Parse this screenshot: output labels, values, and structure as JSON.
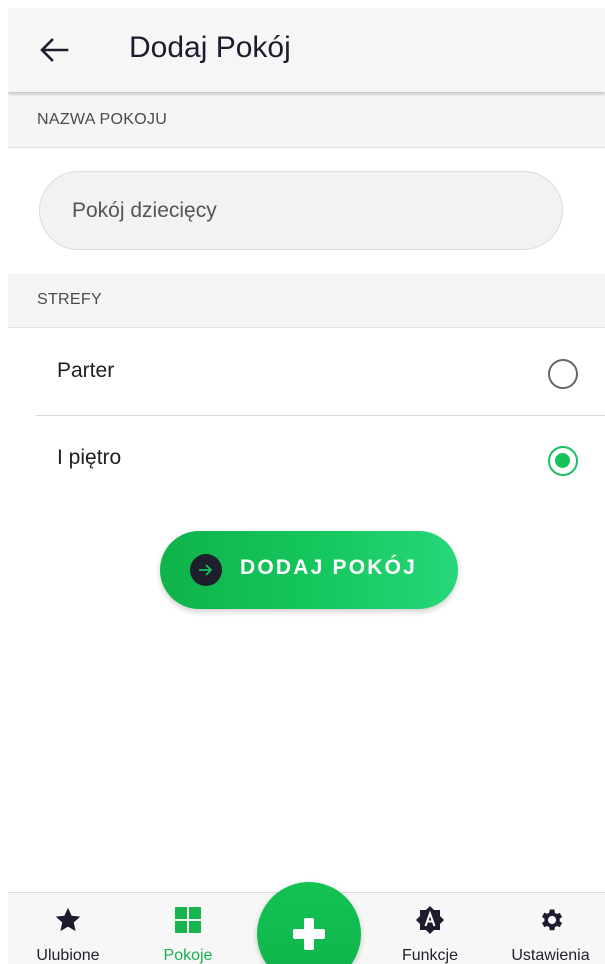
{
  "header": {
    "title": "Dodaj Pokój"
  },
  "sections": {
    "name_header": "NAZWA POKOJU",
    "zones_header": "STREFY"
  },
  "room_name": {
    "value": "Pokój dziecięcy"
  },
  "zones": [
    {
      "label": "Parter",
      "selected": false
    },
    {
      "label": "I piętro",
      "selected": true
    }
  ],
  "add_button": {
    "label": "DODAJ POKÓJ"
  },
  "bottom_nav": {
    "items": [
      {
        "label": "Ulubione",
        "icon": "star-icon"
      },
      {
        "label": "Pokoje",
        "icon": "grid-icon",
        "active": true
      },
      {
        "label": "Funkcje",
        "icon": "automation-badge-icon"
      },
      {
        "label": "Ustawienia",
        "icon": "gear-icon"
      }
    ],
    "fab_icon": "plus-icon"
  },
  "colors": {
    "accent": "#16c25a",
    "text_dark": "#1c1c2e"
  }
}
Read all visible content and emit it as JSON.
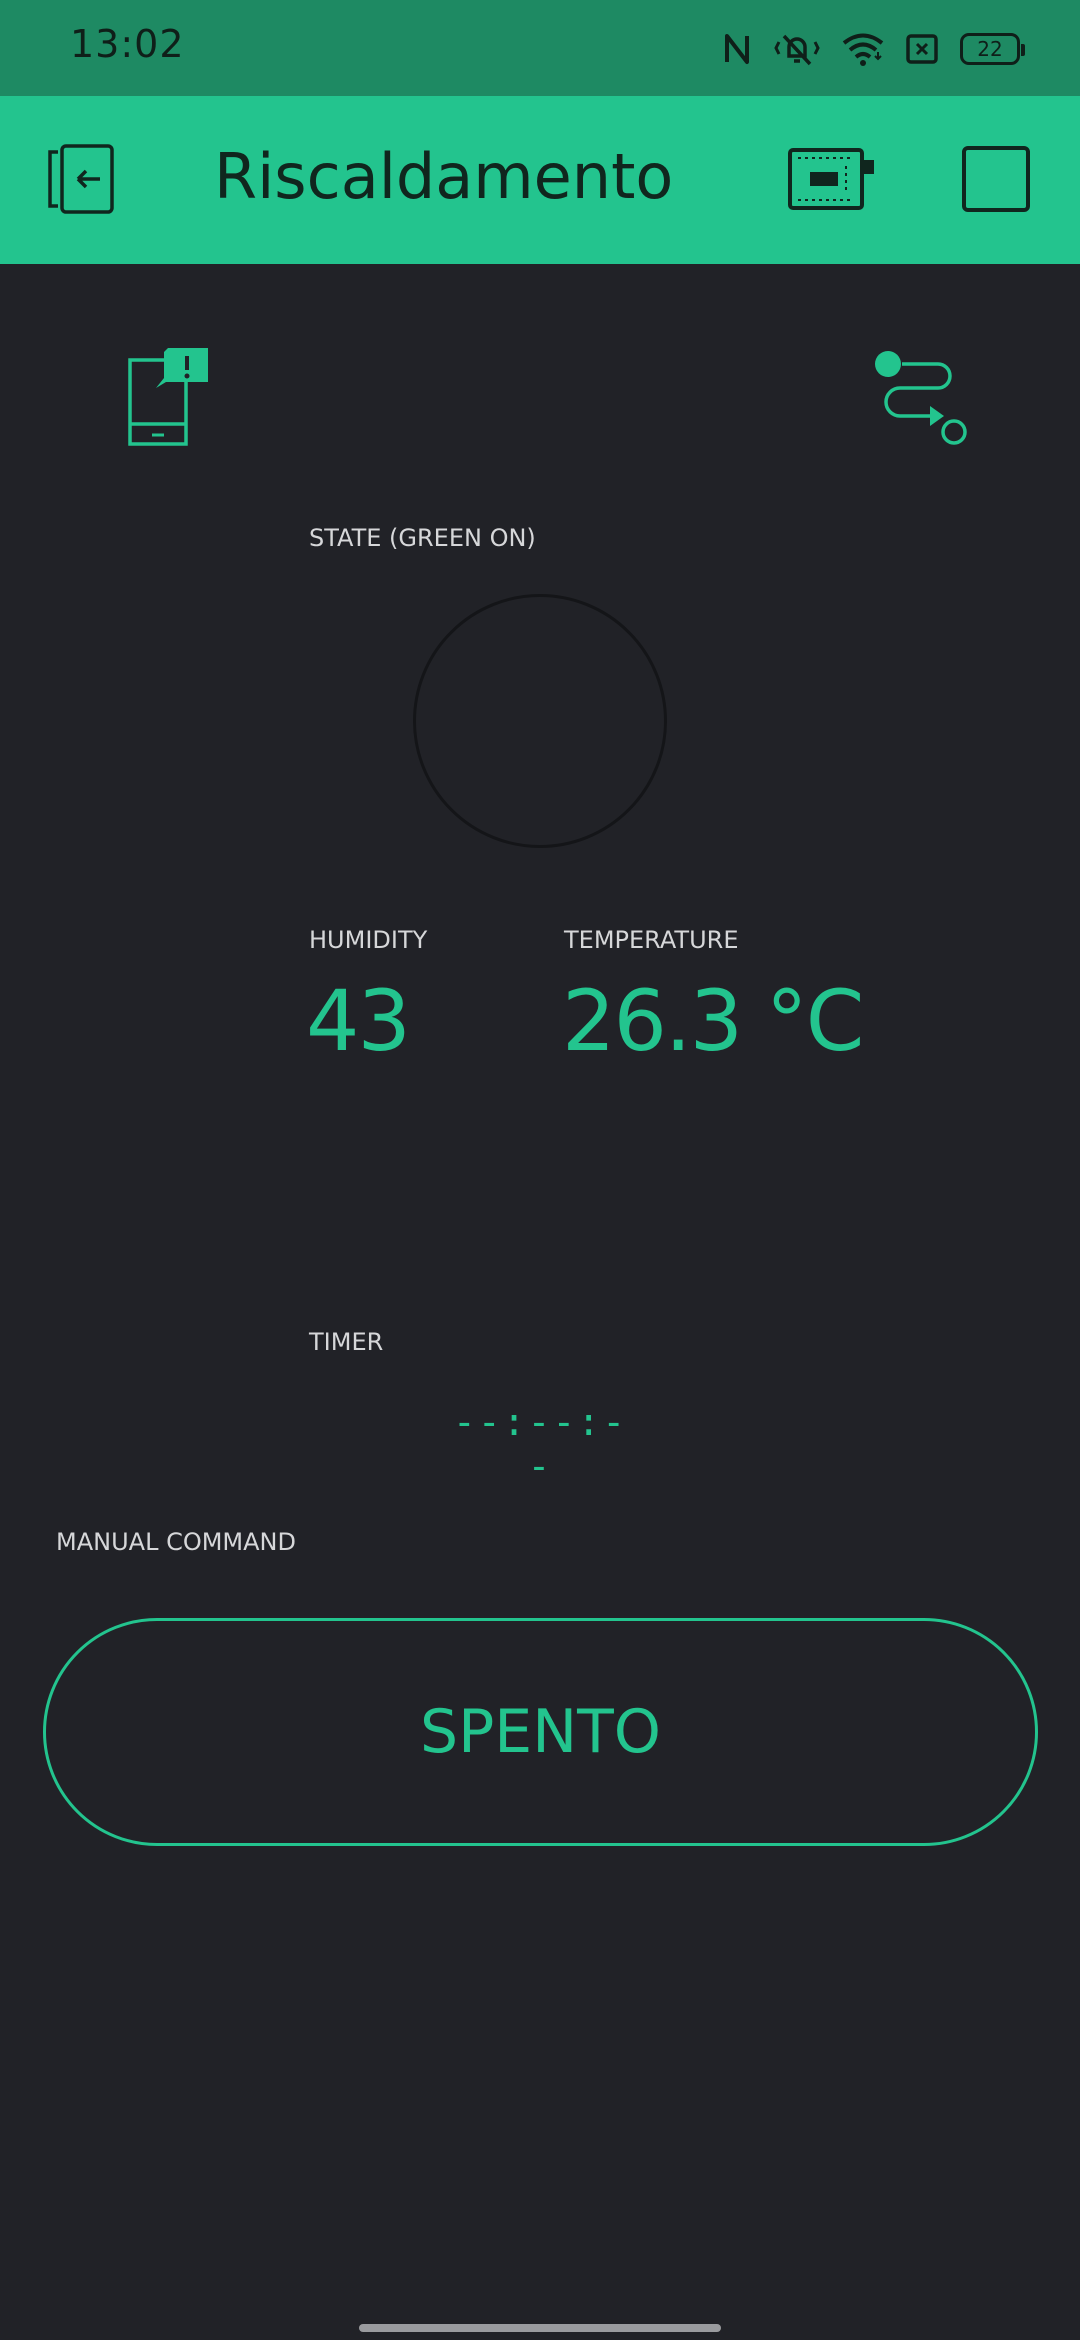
{
  "status_bar": {
    "time": "13:02",
    "battery_level": "22",
    "icons": [
      "nfc-icon",
      "silent-vibrate-icon",
      "wifi-icon",
      "sim-off-icon",
      "battery-icon"
    ]
  },
  "app_bar": {
    "title": "Riscaldamento",
    "background_color": "#23c48e",
    "icons": [
      "exit-icon",
      "device-board-icon",
      "square-icon"
    ]
  },
  "widgets": {
    "notification_icon": "phone-notification-icon",
    "eventor_icon": "route-icon",
    "state": {
      "label": "STATE (GREEN ON)",
      "led_on": false
    },
    "humidity": {
      "label": "HUMIDITY",
      "value": "43"
    },
    "temperature": {
      "label": "TEMPERATURE",
      "value": "26.3 °C"
    },
    "timer": {
      "label": "TIMER",
      "value": "--:--:--"
    },
    "manual": {
      "label": "MANUAL COMMAND",
      "button_label": "SPENTO"
    }
  },
  "colors": {
    "accent": "#23c48e",
    "status_bar": "#1e8a63",
    "background": "#212227",
    "label": "#d6d7d9"
  }
}
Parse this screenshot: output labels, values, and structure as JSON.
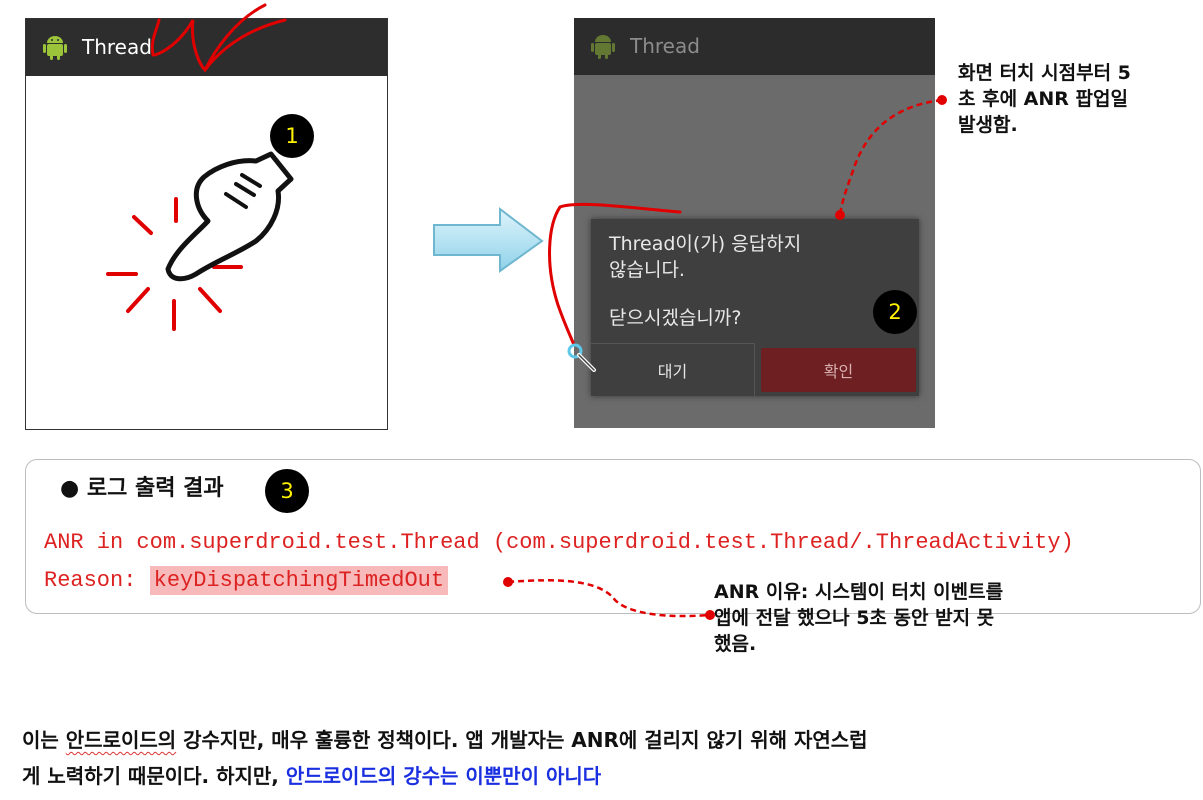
{
  "phone_left": {
    "app_title": "Thread",
    "badge": "1"
  },
  "phone_right": {
    "app_title": "Thread",
    "dialog": {
      "message_line1": "Thread이(가) 응답하지",
      "message_line2": "않습니다.",
      "question": "닫으시겠습니까?",
      "wait_label": "대기",
      "ok_label": "확인"
    },
    "badge": "2"
  },
  "note_popup": {
    "line1": "화면 터치 시점부터 5",
    "line2": "초 후에 ANR 팝업일",
    "line3": "발생함."
  },
  "log": {
    "heading": "● 로그 출력 결과",
    "badge": "3",
    "line1": "ANR in com.superdroid.test.Thread (com.superdroid.test.Thread/.ThreadActivity)",
    "reason_label": "Reason: ",
    "reason_value": "keyDispatchingTimedOut"
  },
  "note_reason": {
    "line1": "ANR 이유: 시스템이 터치 이벤트를",
    "line2": "앱에 전달 했으나 5초 동안 받지 못",
    "line3": "했음."
  },
  "paragraph": {
    "part1": "이는 ",
    "part2": "안드로이드의",
    "part3": " 강수지만, 매우 훌륭한 정책이다.  앱 개발자는 ANR에 걸리지 않기 위해 자연스럽",
    "part4": "게 노력하기 때문이다. 하지만, ",
    "part5_blue": "안드로이드의 강수는 이뿐만이 아니다"
  },
  "colors": {
    "annotation_red": "#e00000",
    "link_blue": "#1a2fe0",
    "log_red": "#dd2222"
  }
}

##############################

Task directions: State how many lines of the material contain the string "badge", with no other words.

Exercise response: 4